Les Miserables at the Ohio Theatre
A few weeks ago, the Academy Awards - desperate to draw a young, hip demographic - included a skit where Anne Hathaway confronted Hugh Jackman in a spoof of a song from "Les Miserables." That Hathaway didn't sing a Lady Gaga or Katy Perry hit proves that the 25-year-old musical has staying power.
Not that the Oscars ceremony morphed into something relevant. Unlike that failed attempt at evolution, which actually lowered ratings, an updated 25th-anniversary production of "Les Miserables" has become even more powerful than the original. It keeps the play's best elements while moving them onto a modern stage.
In some senses, "Les Mis" hasn't aged at all. Its heartfelt songs about love and suffering are timeless, as is the theme of redemption.
"This show will be done for 100 years because it's so potent and so universal - the feelings, the compassion," said Andrew Varela, who plays Inspector Javert in the touring production and previously portrayed Jean Valjean on Broadway.
In the play, which boils down the plot of Victor Hugo's 19th-century novel, a poor Frenchman named Jean Valjean has completed 19 years in prison after stealing a loaf of bread.

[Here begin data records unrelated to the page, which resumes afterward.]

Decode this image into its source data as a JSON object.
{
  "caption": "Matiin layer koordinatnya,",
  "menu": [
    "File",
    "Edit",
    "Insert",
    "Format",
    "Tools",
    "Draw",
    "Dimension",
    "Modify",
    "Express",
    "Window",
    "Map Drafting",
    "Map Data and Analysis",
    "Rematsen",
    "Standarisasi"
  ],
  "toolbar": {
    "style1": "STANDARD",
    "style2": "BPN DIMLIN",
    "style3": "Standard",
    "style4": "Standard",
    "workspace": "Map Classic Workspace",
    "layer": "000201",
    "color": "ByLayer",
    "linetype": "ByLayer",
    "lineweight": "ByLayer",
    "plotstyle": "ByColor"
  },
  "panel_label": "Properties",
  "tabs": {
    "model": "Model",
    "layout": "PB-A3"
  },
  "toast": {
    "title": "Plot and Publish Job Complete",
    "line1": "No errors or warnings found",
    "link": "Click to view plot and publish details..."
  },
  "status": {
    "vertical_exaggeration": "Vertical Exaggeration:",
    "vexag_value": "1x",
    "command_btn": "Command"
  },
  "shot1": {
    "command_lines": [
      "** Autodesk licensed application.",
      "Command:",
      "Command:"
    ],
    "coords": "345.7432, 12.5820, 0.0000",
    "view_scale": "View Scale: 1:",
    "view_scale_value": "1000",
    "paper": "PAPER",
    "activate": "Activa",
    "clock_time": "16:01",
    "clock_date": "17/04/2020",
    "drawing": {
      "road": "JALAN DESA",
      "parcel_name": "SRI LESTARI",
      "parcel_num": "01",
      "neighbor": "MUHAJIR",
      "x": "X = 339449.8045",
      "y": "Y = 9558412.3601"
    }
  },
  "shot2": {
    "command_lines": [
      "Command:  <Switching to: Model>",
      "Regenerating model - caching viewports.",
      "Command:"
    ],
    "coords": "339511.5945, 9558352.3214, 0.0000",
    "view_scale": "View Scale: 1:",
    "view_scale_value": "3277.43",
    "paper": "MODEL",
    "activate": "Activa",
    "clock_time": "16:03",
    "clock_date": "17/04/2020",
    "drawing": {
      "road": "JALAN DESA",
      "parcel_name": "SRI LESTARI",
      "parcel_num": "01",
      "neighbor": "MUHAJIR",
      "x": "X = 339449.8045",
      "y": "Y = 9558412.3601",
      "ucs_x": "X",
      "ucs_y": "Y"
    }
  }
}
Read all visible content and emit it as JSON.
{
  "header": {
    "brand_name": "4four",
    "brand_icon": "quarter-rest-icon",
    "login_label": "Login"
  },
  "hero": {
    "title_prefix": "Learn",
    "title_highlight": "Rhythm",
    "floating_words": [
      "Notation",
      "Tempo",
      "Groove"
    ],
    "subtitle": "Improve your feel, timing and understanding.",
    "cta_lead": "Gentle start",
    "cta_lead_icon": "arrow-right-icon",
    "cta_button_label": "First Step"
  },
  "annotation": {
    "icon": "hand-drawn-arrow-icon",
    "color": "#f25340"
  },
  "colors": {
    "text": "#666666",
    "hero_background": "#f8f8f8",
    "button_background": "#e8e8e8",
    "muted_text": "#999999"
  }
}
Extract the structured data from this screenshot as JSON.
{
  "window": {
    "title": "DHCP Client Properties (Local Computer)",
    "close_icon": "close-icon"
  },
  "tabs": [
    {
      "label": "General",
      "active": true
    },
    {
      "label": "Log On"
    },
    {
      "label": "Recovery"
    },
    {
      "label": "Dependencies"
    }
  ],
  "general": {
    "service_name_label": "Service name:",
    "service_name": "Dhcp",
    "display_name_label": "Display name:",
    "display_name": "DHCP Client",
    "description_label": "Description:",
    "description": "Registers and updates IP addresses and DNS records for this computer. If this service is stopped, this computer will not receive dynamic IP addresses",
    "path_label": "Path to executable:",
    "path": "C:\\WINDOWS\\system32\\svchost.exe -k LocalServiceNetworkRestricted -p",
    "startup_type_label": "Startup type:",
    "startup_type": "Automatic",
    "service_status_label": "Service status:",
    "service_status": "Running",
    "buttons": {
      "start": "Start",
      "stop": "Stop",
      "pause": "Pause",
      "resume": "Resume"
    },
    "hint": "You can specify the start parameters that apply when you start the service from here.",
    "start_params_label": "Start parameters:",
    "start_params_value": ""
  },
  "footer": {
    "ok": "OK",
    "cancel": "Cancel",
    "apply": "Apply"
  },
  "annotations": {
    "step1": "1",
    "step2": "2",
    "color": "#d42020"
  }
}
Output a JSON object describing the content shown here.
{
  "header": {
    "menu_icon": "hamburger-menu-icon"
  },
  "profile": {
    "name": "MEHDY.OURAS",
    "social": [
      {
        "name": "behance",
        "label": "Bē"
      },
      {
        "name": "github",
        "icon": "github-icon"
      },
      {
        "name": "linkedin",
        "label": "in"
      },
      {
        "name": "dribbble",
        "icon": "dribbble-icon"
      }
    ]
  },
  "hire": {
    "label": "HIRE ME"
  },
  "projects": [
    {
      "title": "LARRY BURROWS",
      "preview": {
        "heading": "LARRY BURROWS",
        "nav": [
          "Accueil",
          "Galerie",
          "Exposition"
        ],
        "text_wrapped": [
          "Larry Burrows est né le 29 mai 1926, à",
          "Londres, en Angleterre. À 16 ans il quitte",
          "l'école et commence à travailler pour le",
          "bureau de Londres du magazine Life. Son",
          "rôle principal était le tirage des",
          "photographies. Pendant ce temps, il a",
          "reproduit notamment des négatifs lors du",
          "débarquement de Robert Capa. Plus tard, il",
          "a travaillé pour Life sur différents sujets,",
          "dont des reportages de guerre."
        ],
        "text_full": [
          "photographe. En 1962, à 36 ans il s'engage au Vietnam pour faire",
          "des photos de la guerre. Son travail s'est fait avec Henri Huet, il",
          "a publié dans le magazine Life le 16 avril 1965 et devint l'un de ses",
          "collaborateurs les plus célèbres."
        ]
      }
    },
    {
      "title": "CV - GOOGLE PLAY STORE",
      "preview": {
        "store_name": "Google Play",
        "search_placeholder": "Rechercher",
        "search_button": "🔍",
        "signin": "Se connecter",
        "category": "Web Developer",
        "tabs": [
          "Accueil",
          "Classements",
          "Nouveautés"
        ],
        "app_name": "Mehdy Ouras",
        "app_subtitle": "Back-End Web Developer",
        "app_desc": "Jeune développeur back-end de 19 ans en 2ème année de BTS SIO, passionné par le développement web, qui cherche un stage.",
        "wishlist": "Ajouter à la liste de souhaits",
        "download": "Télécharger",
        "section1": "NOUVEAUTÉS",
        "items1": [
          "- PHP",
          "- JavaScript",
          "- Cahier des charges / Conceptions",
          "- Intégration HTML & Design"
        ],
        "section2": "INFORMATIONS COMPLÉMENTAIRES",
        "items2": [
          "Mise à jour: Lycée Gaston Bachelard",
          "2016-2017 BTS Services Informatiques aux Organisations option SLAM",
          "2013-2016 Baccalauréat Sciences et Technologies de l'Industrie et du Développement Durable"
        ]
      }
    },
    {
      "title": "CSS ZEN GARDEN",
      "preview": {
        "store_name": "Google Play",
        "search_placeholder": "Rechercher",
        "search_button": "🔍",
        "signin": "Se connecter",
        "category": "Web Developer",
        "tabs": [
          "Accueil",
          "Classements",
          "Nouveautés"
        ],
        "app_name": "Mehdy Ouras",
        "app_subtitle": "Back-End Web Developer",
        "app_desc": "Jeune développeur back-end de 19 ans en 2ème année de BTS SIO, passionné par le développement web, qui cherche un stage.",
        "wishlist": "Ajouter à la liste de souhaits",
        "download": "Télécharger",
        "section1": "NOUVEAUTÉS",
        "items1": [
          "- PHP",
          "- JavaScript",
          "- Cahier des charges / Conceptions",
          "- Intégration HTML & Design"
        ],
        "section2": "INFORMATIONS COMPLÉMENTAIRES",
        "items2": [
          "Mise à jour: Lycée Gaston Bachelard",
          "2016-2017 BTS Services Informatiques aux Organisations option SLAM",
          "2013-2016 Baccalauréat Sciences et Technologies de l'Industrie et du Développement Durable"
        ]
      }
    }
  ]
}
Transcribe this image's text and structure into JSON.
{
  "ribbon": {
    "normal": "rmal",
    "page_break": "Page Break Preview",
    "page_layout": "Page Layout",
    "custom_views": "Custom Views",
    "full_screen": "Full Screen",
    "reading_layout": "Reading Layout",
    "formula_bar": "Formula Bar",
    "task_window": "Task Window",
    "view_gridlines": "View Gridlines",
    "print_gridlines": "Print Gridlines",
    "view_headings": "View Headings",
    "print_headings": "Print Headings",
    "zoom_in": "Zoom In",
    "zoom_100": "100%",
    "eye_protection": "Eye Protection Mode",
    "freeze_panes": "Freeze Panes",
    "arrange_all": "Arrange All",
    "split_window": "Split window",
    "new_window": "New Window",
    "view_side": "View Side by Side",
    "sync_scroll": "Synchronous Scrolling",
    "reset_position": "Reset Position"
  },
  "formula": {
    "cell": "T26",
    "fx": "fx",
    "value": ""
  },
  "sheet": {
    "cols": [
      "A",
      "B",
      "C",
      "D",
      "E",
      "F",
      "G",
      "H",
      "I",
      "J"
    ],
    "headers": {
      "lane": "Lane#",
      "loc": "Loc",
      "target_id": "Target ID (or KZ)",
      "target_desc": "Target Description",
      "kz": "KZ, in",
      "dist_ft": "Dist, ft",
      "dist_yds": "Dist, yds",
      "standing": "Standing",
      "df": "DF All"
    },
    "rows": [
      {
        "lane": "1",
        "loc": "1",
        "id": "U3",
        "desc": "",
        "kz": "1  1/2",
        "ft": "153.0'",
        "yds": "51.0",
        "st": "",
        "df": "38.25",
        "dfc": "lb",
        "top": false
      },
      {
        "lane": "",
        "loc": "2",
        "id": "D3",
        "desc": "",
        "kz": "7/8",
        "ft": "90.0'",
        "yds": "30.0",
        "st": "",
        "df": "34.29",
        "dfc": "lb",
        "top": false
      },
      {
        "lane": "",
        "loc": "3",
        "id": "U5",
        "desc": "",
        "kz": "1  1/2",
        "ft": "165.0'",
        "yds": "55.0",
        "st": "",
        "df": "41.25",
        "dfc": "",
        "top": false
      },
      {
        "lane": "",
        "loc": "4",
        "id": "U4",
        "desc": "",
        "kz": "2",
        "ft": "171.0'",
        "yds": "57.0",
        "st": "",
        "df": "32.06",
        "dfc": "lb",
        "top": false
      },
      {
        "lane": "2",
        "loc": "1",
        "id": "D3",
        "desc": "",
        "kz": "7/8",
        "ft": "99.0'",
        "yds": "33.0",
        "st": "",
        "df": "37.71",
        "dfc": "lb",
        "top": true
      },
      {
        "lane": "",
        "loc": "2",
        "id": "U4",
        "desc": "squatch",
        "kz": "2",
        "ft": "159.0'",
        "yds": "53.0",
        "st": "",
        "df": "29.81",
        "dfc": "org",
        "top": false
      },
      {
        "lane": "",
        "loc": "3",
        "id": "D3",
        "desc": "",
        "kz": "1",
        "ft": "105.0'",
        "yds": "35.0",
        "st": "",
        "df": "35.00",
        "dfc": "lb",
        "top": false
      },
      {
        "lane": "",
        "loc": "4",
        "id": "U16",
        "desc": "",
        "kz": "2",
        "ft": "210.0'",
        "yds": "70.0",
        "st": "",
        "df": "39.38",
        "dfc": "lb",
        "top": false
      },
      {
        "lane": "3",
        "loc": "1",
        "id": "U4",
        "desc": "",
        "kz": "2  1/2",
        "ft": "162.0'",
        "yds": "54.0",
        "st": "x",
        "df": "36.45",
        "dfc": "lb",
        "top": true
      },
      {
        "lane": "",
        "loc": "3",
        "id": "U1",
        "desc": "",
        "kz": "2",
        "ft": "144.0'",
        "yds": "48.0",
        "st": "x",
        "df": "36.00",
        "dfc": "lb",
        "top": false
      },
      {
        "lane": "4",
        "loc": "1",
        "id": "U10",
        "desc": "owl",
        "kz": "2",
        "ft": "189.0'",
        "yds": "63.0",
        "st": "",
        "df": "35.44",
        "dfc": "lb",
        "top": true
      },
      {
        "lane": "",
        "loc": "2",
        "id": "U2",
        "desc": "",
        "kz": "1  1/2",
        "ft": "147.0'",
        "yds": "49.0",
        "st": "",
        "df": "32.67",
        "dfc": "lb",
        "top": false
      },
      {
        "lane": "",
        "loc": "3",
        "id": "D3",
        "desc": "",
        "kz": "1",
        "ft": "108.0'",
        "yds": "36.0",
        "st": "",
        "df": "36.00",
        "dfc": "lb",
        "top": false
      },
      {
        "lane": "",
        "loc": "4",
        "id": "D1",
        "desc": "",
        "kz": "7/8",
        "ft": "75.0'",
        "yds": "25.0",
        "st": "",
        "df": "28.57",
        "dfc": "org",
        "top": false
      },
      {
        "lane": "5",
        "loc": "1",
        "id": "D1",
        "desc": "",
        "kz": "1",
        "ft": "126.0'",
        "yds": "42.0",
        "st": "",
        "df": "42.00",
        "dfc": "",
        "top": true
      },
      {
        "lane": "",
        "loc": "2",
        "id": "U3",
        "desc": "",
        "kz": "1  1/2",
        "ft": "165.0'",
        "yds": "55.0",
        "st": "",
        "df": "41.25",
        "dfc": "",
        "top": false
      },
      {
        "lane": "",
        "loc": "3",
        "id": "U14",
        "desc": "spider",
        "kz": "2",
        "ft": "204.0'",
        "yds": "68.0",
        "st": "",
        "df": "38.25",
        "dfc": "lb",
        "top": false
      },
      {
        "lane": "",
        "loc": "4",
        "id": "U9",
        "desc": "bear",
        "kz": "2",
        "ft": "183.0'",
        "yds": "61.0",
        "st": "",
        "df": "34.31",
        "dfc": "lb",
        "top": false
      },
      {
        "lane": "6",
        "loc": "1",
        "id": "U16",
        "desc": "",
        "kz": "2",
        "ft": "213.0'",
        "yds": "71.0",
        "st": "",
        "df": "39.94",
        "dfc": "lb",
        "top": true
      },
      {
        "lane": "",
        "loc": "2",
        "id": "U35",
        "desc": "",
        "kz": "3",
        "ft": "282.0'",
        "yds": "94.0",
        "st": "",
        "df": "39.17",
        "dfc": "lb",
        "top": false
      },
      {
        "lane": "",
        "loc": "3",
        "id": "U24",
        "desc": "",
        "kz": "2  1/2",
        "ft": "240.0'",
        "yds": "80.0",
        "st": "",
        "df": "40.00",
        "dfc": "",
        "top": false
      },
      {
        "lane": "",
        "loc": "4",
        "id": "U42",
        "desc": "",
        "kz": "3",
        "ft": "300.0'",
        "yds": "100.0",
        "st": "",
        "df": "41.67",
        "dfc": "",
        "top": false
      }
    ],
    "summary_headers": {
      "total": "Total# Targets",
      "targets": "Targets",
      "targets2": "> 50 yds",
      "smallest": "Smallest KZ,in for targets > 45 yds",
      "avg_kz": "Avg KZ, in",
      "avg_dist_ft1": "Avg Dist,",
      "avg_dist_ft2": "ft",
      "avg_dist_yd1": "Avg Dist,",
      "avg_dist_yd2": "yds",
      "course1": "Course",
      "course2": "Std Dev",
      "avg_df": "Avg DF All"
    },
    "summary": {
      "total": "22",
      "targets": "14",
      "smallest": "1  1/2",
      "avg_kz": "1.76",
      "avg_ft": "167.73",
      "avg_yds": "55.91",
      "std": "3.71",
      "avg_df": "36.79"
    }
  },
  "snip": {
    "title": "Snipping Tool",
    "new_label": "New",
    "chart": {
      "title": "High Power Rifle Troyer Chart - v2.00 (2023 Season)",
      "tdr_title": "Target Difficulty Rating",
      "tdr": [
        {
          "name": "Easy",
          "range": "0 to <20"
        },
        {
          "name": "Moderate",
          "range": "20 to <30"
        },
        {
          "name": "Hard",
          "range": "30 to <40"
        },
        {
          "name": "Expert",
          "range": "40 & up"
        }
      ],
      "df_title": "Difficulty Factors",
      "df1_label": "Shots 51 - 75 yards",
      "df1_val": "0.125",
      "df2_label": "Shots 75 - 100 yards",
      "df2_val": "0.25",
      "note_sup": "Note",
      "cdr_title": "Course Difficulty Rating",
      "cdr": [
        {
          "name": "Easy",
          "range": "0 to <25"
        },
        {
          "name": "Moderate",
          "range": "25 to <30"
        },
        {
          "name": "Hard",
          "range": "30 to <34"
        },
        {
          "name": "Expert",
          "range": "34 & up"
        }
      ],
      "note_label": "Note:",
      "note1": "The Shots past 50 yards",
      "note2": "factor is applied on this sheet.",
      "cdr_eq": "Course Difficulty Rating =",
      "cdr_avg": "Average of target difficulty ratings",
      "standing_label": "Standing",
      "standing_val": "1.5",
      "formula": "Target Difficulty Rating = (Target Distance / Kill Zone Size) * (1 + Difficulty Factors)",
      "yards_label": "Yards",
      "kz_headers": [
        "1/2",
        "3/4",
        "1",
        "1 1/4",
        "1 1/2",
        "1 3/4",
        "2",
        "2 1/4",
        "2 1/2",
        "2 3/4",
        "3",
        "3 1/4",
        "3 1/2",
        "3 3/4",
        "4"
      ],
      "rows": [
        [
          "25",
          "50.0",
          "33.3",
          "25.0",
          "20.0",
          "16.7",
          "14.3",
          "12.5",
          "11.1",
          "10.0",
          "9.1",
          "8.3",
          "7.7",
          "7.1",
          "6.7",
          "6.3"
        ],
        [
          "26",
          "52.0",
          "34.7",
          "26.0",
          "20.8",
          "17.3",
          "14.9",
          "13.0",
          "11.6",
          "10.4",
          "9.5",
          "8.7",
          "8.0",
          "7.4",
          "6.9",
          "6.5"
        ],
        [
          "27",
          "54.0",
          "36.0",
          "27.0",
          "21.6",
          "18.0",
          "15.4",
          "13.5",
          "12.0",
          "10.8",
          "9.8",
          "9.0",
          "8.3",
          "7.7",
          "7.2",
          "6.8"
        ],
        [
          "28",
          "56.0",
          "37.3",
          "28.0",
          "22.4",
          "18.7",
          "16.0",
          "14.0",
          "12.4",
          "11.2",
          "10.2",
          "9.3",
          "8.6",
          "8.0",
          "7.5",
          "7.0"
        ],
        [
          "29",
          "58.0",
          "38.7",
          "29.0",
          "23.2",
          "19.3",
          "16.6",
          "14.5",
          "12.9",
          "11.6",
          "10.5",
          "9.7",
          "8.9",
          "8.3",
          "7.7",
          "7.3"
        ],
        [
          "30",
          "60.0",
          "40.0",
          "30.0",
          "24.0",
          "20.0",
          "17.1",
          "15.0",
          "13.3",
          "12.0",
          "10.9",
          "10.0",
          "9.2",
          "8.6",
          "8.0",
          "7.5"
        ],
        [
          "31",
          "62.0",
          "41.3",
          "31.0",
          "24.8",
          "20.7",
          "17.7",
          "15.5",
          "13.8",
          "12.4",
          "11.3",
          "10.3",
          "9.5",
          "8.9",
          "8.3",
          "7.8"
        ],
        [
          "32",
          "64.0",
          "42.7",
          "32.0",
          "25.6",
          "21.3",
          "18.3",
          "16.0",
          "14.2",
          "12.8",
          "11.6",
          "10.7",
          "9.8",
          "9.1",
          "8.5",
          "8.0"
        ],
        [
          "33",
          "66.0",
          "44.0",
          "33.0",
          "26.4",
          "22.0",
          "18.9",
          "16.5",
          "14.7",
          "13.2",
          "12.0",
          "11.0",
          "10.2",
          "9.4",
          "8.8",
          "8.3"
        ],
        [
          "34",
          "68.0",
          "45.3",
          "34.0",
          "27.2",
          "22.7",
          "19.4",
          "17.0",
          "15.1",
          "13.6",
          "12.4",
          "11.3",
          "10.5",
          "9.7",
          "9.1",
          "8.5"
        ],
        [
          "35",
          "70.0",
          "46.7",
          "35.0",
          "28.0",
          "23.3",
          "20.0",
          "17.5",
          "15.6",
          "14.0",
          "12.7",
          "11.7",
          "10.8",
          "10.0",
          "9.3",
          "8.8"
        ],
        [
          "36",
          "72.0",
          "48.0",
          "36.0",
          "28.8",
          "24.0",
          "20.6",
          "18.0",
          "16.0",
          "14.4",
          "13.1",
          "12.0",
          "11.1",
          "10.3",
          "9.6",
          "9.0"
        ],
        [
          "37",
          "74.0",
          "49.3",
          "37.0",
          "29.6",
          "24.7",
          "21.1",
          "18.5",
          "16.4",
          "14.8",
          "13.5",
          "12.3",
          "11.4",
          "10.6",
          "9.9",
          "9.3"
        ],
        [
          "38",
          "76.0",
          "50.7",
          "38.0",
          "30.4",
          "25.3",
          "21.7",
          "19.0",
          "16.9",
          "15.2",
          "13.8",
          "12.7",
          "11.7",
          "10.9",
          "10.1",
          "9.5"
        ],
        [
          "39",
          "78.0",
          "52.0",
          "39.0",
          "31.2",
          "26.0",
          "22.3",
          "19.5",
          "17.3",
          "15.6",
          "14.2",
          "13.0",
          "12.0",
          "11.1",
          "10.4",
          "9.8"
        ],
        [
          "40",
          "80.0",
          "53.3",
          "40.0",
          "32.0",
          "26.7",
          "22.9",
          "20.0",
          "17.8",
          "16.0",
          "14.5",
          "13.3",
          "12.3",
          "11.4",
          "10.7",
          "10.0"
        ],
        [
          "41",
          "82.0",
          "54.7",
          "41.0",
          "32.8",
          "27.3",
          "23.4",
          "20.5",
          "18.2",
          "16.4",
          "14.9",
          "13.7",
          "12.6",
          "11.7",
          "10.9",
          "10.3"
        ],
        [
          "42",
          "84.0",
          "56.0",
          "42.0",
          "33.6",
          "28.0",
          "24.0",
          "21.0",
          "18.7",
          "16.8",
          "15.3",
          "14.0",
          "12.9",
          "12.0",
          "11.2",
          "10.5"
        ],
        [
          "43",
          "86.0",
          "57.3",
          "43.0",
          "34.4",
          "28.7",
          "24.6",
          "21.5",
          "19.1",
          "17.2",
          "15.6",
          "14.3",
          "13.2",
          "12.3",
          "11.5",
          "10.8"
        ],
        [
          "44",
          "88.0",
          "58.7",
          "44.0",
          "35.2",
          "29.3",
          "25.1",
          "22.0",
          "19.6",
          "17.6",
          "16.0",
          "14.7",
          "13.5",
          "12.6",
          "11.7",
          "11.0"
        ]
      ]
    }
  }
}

Under France's rules for ex-convicts, he is destined to be an outcast for life, so he runs away.
An encounter with a kind priest inspires him to be a better man. He assumes a new identity and becomes well-regarded in the community, later taking in Cosette, a daughter of a prostitute. But he's soon discovered by Javert and is relentlessly pursued by the inspector for many years.
"[Javert] understands that everybody wants to be the good guy, but someone has to clean up the mess," Varela said of his character's determination to catch Valjean. "He's a people janitor."
During a political uprising in Paris, Valjean and Javert come face to face in a surprising final encounter.
By casting Lawrence Clayton - who is black and has a singing style influenced by R&B - as outcast Valjean, the directors brought a new flavor to the show, Varela said.
"Knowing the plight of the black man brings a special connection or poignancy to Americans," he explained.
The casting is not the only fresh idea in the new production. Now that 60 million people around the world have seen the play, it was time for a bit of a facelift.
Gone is the revolving stage of the original. Giant projected images of Victor Hugo's paintings are the new backdrop. In certain scenes the paintings move, creating the sense that the actors are walking through the image.
"It's the next wave of technology," Varela said. "It's a game changer."
The orchestrations have also been updated to add more drama and percussion.
"There's so much power and impact, and the orchestra becomes a character in the show," Varela said.
55 E. State St., Downtown